:: Your instructions ::
Return the entries below verbatim. Pictures stay out.
==================================================
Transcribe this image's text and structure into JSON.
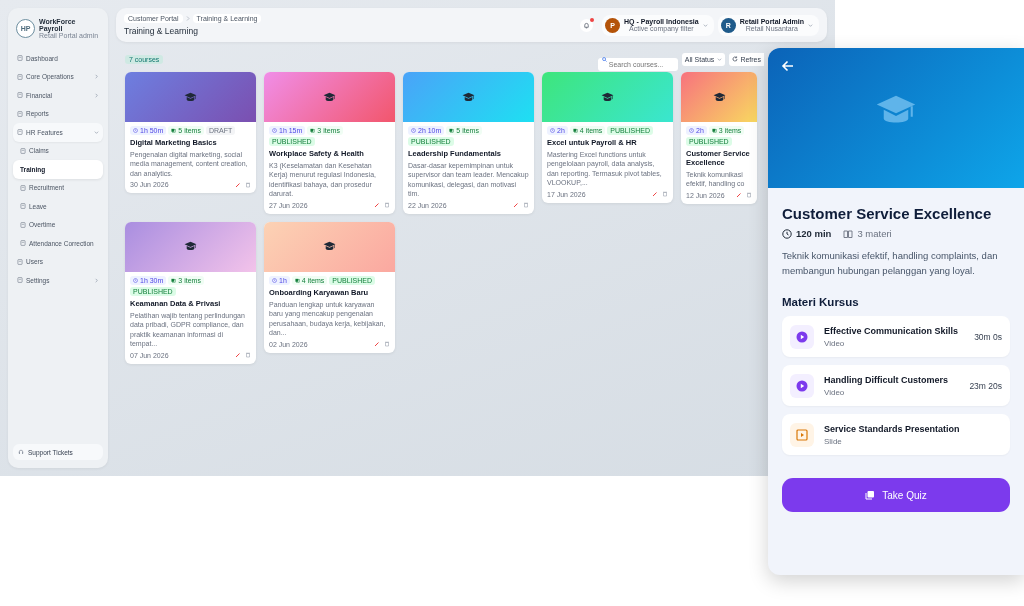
{
  "sidebar": {
    "logo_text": "HP",
    "app_name": "WorkForce Payroll",
    "app_subtitle": "Retail Portal admin",
    "items": [
      {
        "label": "Dashboard",
        "selected": false
      },
      {
        "label": "Core Operations",
        "selected": false,
        "expanded": false
      },
      {
        "label": "Financial",
        "selected": false,
        "expanded": false
      },
      {
        "label": "Reports",
        "selected": false
      },
      {
        "label": "HR Features",
        "selected": false,
        "expanded": true,
        "children": [
          {
            "label": "Claims",
            "selected": false
          },
          {
            "label": "Training",
            "selected": true
          },
          {
            "label": "Recruitment",
            "selected": false
          },
          {
            "label": "Leave",
            "selected": false
          },
          {
            "label": "Overtime",
            "selected": false
          },
          {
            "label": "Attendance Correction",
            "selected": false
          }
        ]
      },
      {
        "label": "Users",
        "selected": false
      },
      {
        "label": "Settings",
        "selected": false,
        "expanded": false
      }
    ],
    "footer_button": "Support Tickets"
  },
  "header": {
    "breadcrumbs": [
      "Customer Portal",
      "Training & Learning"
    ],
    "title": "Training & Learning",
    "notifications_unread": true,
    "company": {
      "avatar": "P",
      "name": "HQ - Payroll Indonesia",
      "caption": "Active company filter"
    },
    "user": {
      "avatar": "R",
      "name": "Retail Portal Admin",
      "caption": "Retail Nusantara"
    }
  },
  "toolbar": {
    "count": "7 courses",
    "search": {
      "placeholder": "Search courses..."
    },
    "status_filter": "All Status",
    "refresh": "Refres"
  },
  "courses": [
    {
      "title": "Digital Marketing Basics",
      "duration": "1h 50m",
      "items": "5 items",
      "status": "DRAFT",
      "published": false,
      "description": "Pengenalan digital marketing, social media management, content creation, dan analytics.",
      "date": "30 Jun 2026"
    },
    {
      "title": "Workplace Safety & Health",
      "duration": "1h 15m",
      "items": "3 items",
      "status": "PUBLISHED",
      "published": true,
      "description": "K3 (Keselamatan dan Kesehatan Kerja) menurut regulasi Indonesia, identifikasi bahaya, dan prosedur darurat.",
      "date": "27 Jun 2026"
    },
    {
      "title": "Leadership Fundamentals",
      "duration": "2h 10m",
      "items": "5 items",
      "status": "PUBLISHED",
      "published": true,
      "description": "Dasar-dasar kepemimpinan untuk supervisor dan team leader. Mencakup komunikasi, delegasi, dan motivasi tim.",
      "date": "22 Jun 2026"
    },
    {
      "title": "Excel untuk Payroll & HR",
      "duration": "2h",
      "items": "4 items",
      "status": "PUBLISHED",
      "published": true,
      "description": "Mastering Excel functions untuk pengelolaan payroll, data analysis, dan reporting. Termasuk pivot tables, VLOOKUP,...",
      "date": "17 Jun 2026"
    },
    {
      "title": "Customer Service Excellence",
      "duration": "2h",
      "items": "3 items",
      "status": "PUBLISHED",
      "published": true,
      "description": "Teknik komunikasi efektif, handling co",
      "date": "12 Jun 2026"
    },
    {
      "title": "Keamanan Data & Privasi",
      "duration": "1h 30m",
      "items": "3 items",
      "status": "PUBLISHED",
      "published": true,
      "description": "Pelatihan wajib tentang perlindungan data pribadi, GDPR compliance, dan praktik keamanan informasi di tempat...",
      "date": "07 Jun 2026"
    },
    {
      "title": "Onboarding Karyawan Baru",
      "duration": "1h",
      "items": "4 items",
      "status": "PUBLISHED",
      "published": true,
      "description": "Panduan lengkap untuk karyawan baru yang mencakup pengenalan perusahaan, budaya kerja, kebijakan, dan...",
      "date": "02 Jun 2026"
    }
  ],
  "detail": {
    "title": "Customer Service Excellence",
    "duration": "120 min",
    "materials_count": "3 materi",
    "description": "Teknik komunikasi efektif, handling complaints, dan membangun hubungan pelanggan yang loyal.",
    "section_title": "Materi Kursus",
    "materials": [
      {
        "title": "Effective Communication Skills",
        "type": "Video",
        "kind": "video",
        "length": "30m 0s"
      },
      {
        "title": "Handling Difficult Customers",
        "type": "Video",
        "kind": "video",
        "length": "23m 20s"
      },
      {
        "title": "Service Standards Presentation",
        "type": "Slide",
        "kind": "slide"
      }
    ],
    "quiz_button": "Take Quiz"
  }
}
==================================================
:: Response to this exercise ::
Transcribe this image's text and structure into JSON.
{
  "sidebar": {
    "logo_text": "HP",
    "app_name": "WorkForce Payroll",
    "app_subtitle": "Retail Portal admin",
    "items": [
      {
        "label": "Dashboard",
        "selected": false
      },
      {
        "label": "Core Operations",
        "selected": false,
        "expanded": false
      },
      {
        "label": "Financial",
        "selected": false,
        "expanded": false
      },
      {
        "label": "Reports",
        "selected": false
      },
      {
        "label": "HR Features",
        "selected": false,
        "expanded": true,
        "children": [
          {
            "label": "Claims",
            "selected": false
          },
          {
            "label": "Training",
            "selected": true
          },
          {
            "label": "Recruitment",
            "selected": false
          },
          {
            "label": "Leave",
            "selected": false
          },
          {
            "label": "Overtime",
            "selected": false
          },
          {
            "label": "Attendance Correction",
            "selected": false
          }
        ]
      },
      {
        "label": "Users",
        "selected": false
      },
      {
        "label": "Settings",
        "selected": false,
        "expanded": false
      }
    ],
    "footer_button": "Support Tickets"
  },
  "header": {
    "breadcrumbs": [
      "Customer Portal",
      "Training & Learning"
    ],
    "title": "Training & Learning",
    "notifications_unread": true,
    "company": {
      "avatar": "P",
      "name": "HQ - Payroll Indonesia",
      "caption": "Active company filter"
    },
    "user": {
      "avatar": "R",
      "name": "Retail Portal Admin",
      "caption": "Retail Nusantara"
    }
  },
  "toolbar": {
    "count": "7 courses",
    "search": {
      "placeholder": "Search courses..."
    },
    "status_filter": "All Status",
    "refresh": "Refres"
  },
  "courses": [
    {
      "title": "Digital Marketing Basics",
      "duration": "1h 50m",
      "items": "5 items",
      "status": "DRAFT",
      "published": false,
      "description": "Pengenalan digital marketing, social media management, content creation, dan analytics.",
      "date": "30 Jun 2026"
    },
    {
      "title": "Workplace Safety & Health",
      "duration": "1h 15m",
      "items": "3 items",
      "status": "PUBLISHED",
      "published": true,
      "description": "K3 (Keselamatan dan Kesehatan Kerja) menurut regulasi Indonesia, identifikasi bahaya, dan prosedur darurat.",
      "date": "27 Jun 2026"
    },
    {
      "title": "Leadership Fundamentals",
      "duration": "2h 10m",
      "items": "5 items",
      "status": "PUBLISHED",
      "published": true,
      "description": "Dasar-dasar kepemimpinan untuk supervisor dan team leader. Mencakup komunikasi, delegasi, dan motivasi tim.",
      "date": "22 Jun 2026"
    },
    {
      "title": "Excel untuk Payroll & HR",
      "duration": "2h",
      "items": "4 items",
      "status": "PUBLISHED",
      "published": true,
      "description": "Mastering Excel functions untuk pengelolaan payroll, data analysis, dan reporting. Termasuk pivot tables, VLOOKUP,...",
      "date": "17 Jun 2026"
    },
    {
      "title": "Customer Service Excellence",
      "duration": "2h",
      "items": "3 items",
      "status": "PUBLISHED",
      "published": true,
      "description": "Teknik komunikasi efektif, handling co",
      "date": "12 Jun 2026"
    },
    {
      "title": "Keamanan Data & Privasi",
      "duration": "1h 30m",
      "items": "3 items",
      "status": "PUBLISHED",
      "published": true,
      "description": "Pelatihan wajib tentang perlindungan data pribadi, GDPR compliance, dan praktik keamanan informasi di tempat...",
      "date": "07 Jun 2026"
    },
    {
      "title": "Onboarding Karyawan Baru",
      "duration": "1h",
      "items": "4 items",
      "status": "PUBLISHED",
      "published": true,
      "description": "Panduan lengkap untuk karyawan baru yang mencakup pengenalan perusahaan, budaya kerja, kebijakan, dan...",
      "date": "02 Jun 2026"
    }
  ],
  "detail": {
    "title": "Customer Service Excellence",
    "duration": "120 min",
    "materials_count": "3 materi",
    "description": "Teknik komunikasi efektif, handling complaints, dan membangun hubungan pelanggan yang loyal.",
    "section_title": "Materi Kursus",
    "materials": [
      {
        "title": "Effective Communication Skills",
        "type": "Video",
        "kind": "video",
        "length": "30m 0s"
      },
      {
        "title": "Handling Difficult Customers",
        "type": "Video",
        "kind": "video",
        "length": "23m 20s"
      },
      {
        "title": "Service Standards Presentation",
        "type": "Slide",
        "kind": "slide"
      }
    ],
    "quiz_button": "Take Quiz"
  }
}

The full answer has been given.